Nate arrived at our front door moments later and offered to help carry Jack’s things. When Jack saw Nate, he gave him a big hug and said, “I love you, Nate.” Nate returned the hug with a smile before Jack bounded happily down the stairs toward their car. When I got to the car to help load up Jack, he and Sam were sitting side by side while Nate set up Jack’s favorite movie for them to watch – Cars. 

Later, Nate filmed the two of them singing “Life is a Highway” in their seats, side by side and sent it to me. I smiled from ear to ear. Jack was so happy riding with his friends, watching his favorite film.
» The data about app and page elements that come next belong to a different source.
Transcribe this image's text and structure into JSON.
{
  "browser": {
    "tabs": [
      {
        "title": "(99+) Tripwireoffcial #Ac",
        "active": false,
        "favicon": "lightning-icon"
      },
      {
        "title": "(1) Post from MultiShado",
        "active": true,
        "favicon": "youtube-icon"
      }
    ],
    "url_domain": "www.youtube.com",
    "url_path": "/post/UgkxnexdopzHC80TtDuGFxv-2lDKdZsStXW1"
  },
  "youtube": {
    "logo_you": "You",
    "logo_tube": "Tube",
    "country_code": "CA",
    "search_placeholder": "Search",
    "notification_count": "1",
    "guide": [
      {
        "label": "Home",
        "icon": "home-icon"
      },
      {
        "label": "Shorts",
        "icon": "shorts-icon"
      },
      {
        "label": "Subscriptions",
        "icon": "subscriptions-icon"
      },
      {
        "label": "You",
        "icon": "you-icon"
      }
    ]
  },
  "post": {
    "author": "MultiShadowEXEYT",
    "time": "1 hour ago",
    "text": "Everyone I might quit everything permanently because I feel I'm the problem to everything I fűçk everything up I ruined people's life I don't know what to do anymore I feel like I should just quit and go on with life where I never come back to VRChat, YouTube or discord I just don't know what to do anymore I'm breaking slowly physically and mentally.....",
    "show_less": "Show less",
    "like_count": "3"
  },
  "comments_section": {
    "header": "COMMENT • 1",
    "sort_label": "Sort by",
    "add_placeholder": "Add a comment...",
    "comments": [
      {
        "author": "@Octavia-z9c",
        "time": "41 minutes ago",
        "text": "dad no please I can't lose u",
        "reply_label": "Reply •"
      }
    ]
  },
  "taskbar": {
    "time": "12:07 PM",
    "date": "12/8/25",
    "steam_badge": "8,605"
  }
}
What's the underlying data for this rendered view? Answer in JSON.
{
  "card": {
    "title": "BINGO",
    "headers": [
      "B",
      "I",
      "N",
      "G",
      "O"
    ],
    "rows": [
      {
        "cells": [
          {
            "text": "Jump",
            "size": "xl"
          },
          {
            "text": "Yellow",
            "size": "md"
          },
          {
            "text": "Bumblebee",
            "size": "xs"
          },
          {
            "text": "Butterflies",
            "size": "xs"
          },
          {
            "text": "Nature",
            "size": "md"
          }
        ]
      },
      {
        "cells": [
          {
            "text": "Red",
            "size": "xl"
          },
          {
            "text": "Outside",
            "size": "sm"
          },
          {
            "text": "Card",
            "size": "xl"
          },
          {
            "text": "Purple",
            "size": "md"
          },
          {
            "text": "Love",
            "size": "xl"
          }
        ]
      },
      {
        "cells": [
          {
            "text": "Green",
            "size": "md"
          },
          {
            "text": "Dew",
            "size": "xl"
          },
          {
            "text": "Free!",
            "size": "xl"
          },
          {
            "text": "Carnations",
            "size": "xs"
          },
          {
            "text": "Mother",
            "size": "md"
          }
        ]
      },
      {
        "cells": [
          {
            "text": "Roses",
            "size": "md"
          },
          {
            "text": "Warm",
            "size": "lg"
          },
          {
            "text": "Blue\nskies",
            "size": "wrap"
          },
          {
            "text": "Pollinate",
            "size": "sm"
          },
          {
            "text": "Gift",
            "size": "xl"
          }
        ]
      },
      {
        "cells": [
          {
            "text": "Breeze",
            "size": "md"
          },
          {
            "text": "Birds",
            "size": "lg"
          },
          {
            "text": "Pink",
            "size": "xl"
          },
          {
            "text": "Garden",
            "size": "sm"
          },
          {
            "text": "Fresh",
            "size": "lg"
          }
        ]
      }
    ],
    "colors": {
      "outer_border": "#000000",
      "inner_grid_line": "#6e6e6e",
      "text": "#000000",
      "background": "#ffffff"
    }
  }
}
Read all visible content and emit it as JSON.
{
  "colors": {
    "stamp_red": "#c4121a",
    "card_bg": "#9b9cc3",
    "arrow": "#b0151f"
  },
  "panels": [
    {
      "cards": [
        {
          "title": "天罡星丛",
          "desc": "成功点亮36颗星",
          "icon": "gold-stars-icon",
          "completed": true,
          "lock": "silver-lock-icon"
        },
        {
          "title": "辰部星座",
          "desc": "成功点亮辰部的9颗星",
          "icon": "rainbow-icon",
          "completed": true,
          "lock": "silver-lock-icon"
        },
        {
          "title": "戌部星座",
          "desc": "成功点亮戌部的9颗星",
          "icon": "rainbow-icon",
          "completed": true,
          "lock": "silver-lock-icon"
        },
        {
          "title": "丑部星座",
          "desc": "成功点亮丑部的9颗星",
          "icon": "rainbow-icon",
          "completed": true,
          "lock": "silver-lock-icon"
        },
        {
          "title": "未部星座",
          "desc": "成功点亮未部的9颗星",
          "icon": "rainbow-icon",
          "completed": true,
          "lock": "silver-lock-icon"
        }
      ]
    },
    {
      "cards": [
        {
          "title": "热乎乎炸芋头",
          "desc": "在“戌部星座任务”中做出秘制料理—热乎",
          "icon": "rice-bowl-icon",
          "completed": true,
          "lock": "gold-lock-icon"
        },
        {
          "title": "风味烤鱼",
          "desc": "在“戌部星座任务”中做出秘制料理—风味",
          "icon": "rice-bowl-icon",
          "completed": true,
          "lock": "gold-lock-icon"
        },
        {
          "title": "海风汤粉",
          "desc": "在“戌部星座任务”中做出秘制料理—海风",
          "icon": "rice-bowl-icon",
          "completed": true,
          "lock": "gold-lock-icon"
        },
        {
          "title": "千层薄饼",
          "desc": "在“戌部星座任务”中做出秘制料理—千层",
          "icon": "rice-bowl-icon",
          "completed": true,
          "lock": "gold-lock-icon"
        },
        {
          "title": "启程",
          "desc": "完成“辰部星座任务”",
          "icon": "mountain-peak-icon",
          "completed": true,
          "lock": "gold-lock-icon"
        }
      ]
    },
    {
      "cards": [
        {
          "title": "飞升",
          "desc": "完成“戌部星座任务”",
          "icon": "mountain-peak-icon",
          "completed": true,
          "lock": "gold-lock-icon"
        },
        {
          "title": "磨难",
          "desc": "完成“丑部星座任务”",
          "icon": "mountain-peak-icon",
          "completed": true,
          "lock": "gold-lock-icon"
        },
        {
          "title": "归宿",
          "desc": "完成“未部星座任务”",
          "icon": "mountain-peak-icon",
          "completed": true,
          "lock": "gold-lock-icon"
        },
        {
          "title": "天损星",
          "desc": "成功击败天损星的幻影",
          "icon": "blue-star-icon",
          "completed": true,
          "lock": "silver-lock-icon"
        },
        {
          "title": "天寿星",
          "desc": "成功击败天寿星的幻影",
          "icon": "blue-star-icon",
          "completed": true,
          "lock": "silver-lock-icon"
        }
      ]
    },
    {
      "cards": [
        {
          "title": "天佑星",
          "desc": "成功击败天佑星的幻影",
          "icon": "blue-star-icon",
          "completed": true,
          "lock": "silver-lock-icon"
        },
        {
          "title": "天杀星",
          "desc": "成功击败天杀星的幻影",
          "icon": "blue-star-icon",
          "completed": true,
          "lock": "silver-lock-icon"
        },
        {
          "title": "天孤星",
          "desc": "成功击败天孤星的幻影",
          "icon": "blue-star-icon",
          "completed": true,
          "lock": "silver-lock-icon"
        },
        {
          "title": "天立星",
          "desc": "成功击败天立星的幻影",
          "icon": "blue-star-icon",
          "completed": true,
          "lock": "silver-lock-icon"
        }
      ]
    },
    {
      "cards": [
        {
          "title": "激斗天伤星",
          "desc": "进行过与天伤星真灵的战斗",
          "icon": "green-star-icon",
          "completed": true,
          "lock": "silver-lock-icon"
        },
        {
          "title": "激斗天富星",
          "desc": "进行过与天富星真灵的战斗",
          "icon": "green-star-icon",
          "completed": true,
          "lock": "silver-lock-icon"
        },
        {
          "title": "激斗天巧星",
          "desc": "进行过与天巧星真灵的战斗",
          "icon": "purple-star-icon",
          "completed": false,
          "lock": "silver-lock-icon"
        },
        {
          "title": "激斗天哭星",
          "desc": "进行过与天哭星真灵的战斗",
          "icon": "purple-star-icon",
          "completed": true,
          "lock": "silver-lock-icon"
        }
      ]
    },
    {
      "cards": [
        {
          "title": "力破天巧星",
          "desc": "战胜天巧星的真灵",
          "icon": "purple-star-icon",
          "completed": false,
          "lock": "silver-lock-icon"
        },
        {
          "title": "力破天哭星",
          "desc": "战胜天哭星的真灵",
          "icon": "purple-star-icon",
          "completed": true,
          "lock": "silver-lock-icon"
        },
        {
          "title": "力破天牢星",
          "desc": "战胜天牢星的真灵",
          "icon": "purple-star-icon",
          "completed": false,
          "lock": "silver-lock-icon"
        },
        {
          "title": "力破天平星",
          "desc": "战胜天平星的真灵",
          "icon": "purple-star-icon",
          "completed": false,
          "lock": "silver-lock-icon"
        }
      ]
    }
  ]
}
And, as a mother, it was a joy to see him stand on his own and form friendships with others who opened their doors and their hearts to him.

These three precious children demonstrate that true friendship lives and grows beyond boundaries. It is rooted in love. 

Love is patient, love is kind. It does not envy, it does not boast, it is not proud. It does not dishonor others, it is not self-seeking, it is not easily angered, it keeps no record of wrongs. Love does not delight in evil but rejoices with the truth. It always protects, always trusts, always hopes, always perseveres. Love never fails. (1 Cor 13: 4-8)


Do you have an #ausome story to share? We’d love to hear it! Email it to wmpsalm139 {at} gmail {dot} com and it may be featured here on the blog!

My child is ausome button TM


I am often asked, what is autism? When asked this question, I first provide a definition much like this one:

Autism spectrum disorder (ASD) is a neurodevelopmental disorder characterized by deficits in social interactions and social communication and by restricted, repetitive patterns of behavior. It affects the development of the brain, causing difficulty with behavior, communication, learning, and social interaction. (May Institute)

I then point out that while having a definition of autism is helpful in defining the challenges children like my son, Jack, face, it does not provide any insight into the amazing gifts children on the spectrum have. And while this definition defines a condition my son has, it does not define my son.

So, who is Jack? Jack is a…



adventurous boy




Child of God

My child has autism. He also is awesome. And I believe your child is, too. Join our family in the My Child is Ausome™ campaign by sharing the badge below with your friends and family! Simply copy and paste the image or grab the button on the sidebar, then share!

My child is ausome button TM

Related Posts Plugin for WordPress, Blogger...